Life takes interesting twists and turns. Six years ago, my world was rocked. Three years ago, I met Benjamin. Two and a half years ago, I moved to Colorado. In 2012, I spent a month in Mallorca, Spain, had our house near the wildfire evacuation zone, and surprised Ben in London for the games. Last year I started tandem racing on the ParaCycling team and this year I'm headed to Mexico for my second world championship aimed to guide Karissa to some rainbow stripes. And in the next few months, we're relocating up to Boulder. Oh and we're getting married!

Needless to say, things have been busy around here. I've been working on my memoir daily with my June due date coming quick. Ben quit working at USA Cycling and now works at Stages Power Meters. Moonli and Makiah are happy and silly.  Things are good, really, really good.

video


Earlier this week the team headed up to LA for some track training on the velodrome. We've been stationed in the Olympic Training Center in Chula Vista and making trips up north to get in some quality training before our big competition next week. I called Gary, Ryan's dad, and let him know our training times and hoped to meet up. I love to keep in touch with him and make an effort to see him and his wife Anita every time I'm in town.

"You sure didn't take the traditional path in life," Anita commented at dinner. Her eyes were wide, portraying what I registered as fear. "I could never not have a steady job or paycheck. Yet, Jen, I got to hand it to you. You make it work."

"I'm not sure how," I admitted. Her fear triggered my own. How am I making this work?

"You're doing it right, girl," Gary championed. He is always supportive. He shakes his head in wonderment at me a lot, but it's nonjudgemental and makes me giggle when I think about how crazy most of the shit is that I do.

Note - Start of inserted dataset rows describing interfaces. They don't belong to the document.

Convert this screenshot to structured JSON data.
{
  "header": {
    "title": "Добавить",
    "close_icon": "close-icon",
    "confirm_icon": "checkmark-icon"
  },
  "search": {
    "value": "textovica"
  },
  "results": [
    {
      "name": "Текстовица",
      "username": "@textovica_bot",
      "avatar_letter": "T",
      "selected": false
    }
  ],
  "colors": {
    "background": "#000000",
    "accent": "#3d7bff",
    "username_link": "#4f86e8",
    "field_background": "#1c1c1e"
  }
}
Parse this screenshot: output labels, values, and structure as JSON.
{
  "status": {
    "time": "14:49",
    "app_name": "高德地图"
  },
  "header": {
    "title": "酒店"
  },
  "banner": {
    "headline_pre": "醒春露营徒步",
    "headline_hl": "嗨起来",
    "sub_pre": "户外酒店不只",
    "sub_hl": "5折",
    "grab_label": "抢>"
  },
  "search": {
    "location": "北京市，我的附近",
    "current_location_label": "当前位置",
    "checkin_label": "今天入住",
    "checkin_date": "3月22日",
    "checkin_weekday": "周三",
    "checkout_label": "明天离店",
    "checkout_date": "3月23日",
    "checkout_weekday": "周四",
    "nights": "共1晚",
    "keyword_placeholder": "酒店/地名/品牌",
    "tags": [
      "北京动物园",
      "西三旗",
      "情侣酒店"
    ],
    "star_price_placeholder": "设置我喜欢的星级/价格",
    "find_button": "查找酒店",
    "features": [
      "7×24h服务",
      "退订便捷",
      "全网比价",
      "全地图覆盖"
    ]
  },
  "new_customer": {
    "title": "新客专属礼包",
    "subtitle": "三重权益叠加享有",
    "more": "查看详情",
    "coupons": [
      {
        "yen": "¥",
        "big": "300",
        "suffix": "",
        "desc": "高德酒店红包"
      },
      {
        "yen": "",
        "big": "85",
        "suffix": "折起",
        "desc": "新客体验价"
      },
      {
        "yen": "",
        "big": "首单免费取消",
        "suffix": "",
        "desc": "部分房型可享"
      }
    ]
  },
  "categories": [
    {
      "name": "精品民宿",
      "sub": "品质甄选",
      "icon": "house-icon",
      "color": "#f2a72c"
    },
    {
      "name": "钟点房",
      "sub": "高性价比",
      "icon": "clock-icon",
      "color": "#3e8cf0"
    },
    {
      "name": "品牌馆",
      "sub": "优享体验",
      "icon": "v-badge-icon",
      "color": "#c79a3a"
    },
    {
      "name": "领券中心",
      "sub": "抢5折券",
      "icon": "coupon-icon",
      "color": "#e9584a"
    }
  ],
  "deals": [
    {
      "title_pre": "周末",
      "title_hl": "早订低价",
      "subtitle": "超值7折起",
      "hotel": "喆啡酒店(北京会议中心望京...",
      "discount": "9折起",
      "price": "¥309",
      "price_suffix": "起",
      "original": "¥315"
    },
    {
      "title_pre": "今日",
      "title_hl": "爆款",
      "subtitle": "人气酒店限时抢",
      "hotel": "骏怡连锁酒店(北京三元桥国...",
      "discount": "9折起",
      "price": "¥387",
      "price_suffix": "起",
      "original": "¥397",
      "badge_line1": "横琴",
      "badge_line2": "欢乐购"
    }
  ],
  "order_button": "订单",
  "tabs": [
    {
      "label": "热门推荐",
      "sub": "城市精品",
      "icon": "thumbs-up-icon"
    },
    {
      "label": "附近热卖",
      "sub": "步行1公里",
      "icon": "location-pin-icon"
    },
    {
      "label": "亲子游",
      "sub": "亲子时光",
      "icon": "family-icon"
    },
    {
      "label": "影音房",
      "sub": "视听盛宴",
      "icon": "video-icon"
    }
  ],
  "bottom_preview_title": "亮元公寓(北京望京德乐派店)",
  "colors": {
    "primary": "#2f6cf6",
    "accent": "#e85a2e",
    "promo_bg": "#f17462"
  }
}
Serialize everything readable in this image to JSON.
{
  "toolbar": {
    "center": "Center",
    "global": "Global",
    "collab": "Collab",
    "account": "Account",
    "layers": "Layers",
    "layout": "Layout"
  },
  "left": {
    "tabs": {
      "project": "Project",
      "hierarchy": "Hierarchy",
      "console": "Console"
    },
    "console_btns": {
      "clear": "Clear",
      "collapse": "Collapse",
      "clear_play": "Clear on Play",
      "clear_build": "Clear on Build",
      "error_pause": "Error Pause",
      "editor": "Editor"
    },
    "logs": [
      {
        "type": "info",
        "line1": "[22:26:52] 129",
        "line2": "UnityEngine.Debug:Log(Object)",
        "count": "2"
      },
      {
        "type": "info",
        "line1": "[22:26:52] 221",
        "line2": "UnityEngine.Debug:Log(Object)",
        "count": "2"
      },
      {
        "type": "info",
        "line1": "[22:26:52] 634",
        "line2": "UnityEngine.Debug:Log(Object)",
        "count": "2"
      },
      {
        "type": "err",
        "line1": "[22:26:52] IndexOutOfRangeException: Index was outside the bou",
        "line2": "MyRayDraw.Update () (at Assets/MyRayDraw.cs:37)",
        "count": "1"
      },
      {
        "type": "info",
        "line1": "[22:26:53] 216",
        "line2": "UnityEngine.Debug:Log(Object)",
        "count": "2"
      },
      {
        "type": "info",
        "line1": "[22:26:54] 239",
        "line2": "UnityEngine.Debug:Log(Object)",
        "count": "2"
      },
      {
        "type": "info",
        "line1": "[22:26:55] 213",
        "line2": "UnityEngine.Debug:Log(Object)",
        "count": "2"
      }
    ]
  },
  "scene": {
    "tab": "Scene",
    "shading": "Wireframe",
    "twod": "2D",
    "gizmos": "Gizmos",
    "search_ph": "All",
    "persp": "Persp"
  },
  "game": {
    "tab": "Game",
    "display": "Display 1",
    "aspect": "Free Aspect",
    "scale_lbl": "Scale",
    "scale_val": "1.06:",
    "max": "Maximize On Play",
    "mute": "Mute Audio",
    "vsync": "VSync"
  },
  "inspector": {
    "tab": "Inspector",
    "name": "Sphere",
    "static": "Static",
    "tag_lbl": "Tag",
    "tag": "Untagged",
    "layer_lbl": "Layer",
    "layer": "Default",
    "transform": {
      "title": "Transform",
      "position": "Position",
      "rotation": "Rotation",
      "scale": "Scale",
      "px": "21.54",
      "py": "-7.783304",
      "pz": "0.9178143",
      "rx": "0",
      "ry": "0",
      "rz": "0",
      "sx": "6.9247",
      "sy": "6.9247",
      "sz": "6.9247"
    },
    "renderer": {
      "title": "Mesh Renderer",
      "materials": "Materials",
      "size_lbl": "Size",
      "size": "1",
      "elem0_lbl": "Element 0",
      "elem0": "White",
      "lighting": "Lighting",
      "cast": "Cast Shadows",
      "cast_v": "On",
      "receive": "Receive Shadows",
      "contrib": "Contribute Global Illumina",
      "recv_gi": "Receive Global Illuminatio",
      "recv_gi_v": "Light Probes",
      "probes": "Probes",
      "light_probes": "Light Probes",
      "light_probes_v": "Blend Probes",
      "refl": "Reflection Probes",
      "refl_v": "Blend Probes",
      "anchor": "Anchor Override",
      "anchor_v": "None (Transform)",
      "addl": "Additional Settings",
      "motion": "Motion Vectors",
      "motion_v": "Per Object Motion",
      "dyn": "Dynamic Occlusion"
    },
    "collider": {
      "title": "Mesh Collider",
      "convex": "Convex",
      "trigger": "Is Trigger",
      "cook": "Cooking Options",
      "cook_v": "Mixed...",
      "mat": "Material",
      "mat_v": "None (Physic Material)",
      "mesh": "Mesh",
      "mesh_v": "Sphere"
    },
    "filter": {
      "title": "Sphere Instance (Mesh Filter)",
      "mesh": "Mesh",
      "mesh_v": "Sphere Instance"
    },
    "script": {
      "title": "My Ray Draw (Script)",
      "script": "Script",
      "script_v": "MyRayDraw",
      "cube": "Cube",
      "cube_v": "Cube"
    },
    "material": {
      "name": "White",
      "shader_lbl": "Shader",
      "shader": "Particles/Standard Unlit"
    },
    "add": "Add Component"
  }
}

I admit, it's tempting to quit everything and get a real job. Climbing a corporate ladder would satisfy my competitive itch. But I know as soon as I do, I would find myself unhappy in a matter of weeks. I need constant movement, constant pressure of improving as a person and an athlete. As nice as a steady paycheck sounds, the idea of regular office hours and the same type of work sounds absolutely boring. Bring on the unknown. Bring on the adventure. I'm all about the journey.

And you know what? When you are open to a journey that takes twists and turns and you accept things for what they are and make the most of them, big and exciting things happen.

Make it work. That's all you have to do. Don't settle for mediocracy. Take life by the horns, choose what you want to do and follow your dreams with reckless abandon.  You never know if it's going to lead to Aguascalientes, Mexico for a ParaCycling Track World Championship.